Home / News
Chapter 13 (continued)
Gabriel was dull too. It was a part of the certain uncertainty of Mrs Varden's temper, that when they were in this condition, she should be gay and sprightly.
'I need have a cheerful disposition, I am sure,' said the smiling housewife, 'to preserve any spirits at all; and how I do it I can scarcely tell.'
'Ah, mim,' sighed Miggs, 'begging your pardon for the interruption, there an't a many like you.'
'Take away, Miggs,' said Mrs Varden, rising, 'take away, pray. I know I'm a restraint here, and as I wish everybody to enjoy themselves as they best can, I feel I had better go.'
'No, no, Martha,' cried the locksmith. 'Stop here. I'm sure we shall be very sorry to lose you, eh Joe!' Joe started, and said 'Certainly.'
'Thank you, Varden, my dear,' returned his wife; 'but I know your wishes better. Tobacco and beer, or spirits, have much greater attractions than any I can boast of, and therefore I shall go and sit upstairs and look out of window, my love. Good night, Mr Joseph. I'm very glad to have seen you, and I only wish I could have provided something more suitable to your taste. Remember me very kindly if you please to old Mr Willet, and tell him that whenever he comes here I have a crow to pluck with him. Good night!'
Having uttered these words with great sweetness of manner, the good lady dropped a curtsey remarkable for its condescension, and serenely withdrew.
And it was for this Joe had looked forward to the twenty-fifth of March for weeks and weeks, and had gathered the flowers with so much care, and had cocked his hat, and made himself so smart! This was the end of all his bold determination, resolved upon for the hundredth time, to speak out to Dolly and tell her how he loved her! To see her for a minute--for but a minute--to find her going out to a party and glad to go; to be looked upon as a common pipe-smoker, beer-bibber, spirit-guzzler, and tosspot!
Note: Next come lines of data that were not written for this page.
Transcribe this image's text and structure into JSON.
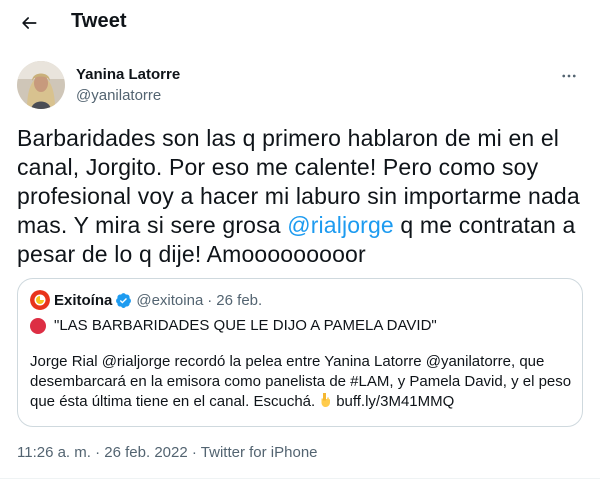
{
  "header": {
    "title": "Tweet"
  },
  "author": {
    "name": "Yanina Latorre",
    "handle": "@yanilatorre"
  },
  "tweet": {
    "lines": [
      "Barbaridades son las q primero hablaron de mi en el",
      "canal, Jorgito. Por eso me calente! Pero como soy",
      "profesional voy a hacer mi laburo sin importarme nada",
      "mas. Y mira si sere grosa ",
      "@rialjorge",
      " q me contratan a",
      "pesar de lo q dije! Amooooooooor"
    ]
  },
  "quote": {
    "name": "Exitoína",
    "handle": "@exitoina",
    "separator": "·",
    "date": "26 feb.",
    "headline": "\"LAS BARBARIDADES QUE LE DIJO A PAMELA DAVID\"",
    "body_lines": [
      "Jorge Rial @rialjorge recordó la pelea entre Yanina Latorre @yanilatorre, que",
      "desembarcará en la emisora como panelista de #LAM, y Pamela David, y el peso",
      "que ésta última tiene en el canal. Escuchá."
    ],
    "link": "buff.ly/3M41MMQ"
  },
  "meta": {
    "time": "11:26 a. m.",
    "sep1": "·",
    "date": "26 feb. 2022",
    "sep2": "·",
    "source": "Twitter for iPhone"
  },
  "colors": {
    "accent": "#1d9bf0",
    "secondary": "#536471",
    "border": "#cfd9de",
    "alert_red": "#dd2e44"
  },
  "icons": [
    "back-arrow-icon",
    "more-icon",
    "verified-badge-icon",
    "red-circle-icon",
    "backhand-index-down-icon"
  ]
}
He bade farewell to his friend the locksmith, and hastened to take horse at the Black Lion, thinking as he turned towards home, as many another Joe has thought before and since, that here was an end to all his hopes--that the thing was impossible and never could be--that she didn't care for him--that he was wretched for life--and that the only congenial prospect left him, was to go for a soldier or a sailor, and get some obliging enemy to knock his brains out as soon as possible.
This is page 125 of 724. [Mark this Page]
Mark any page to add this title to Your Bookshelf. (0 / 10 books on shelf)
Buy a copy of Barnaby Rudge at Amazon.com
Customize text appearance:
(c) 2003-2012 LiteraturePage.com and Michael Moncur.
For information about public domain texts appearing here, read the copyright information and disclaimer.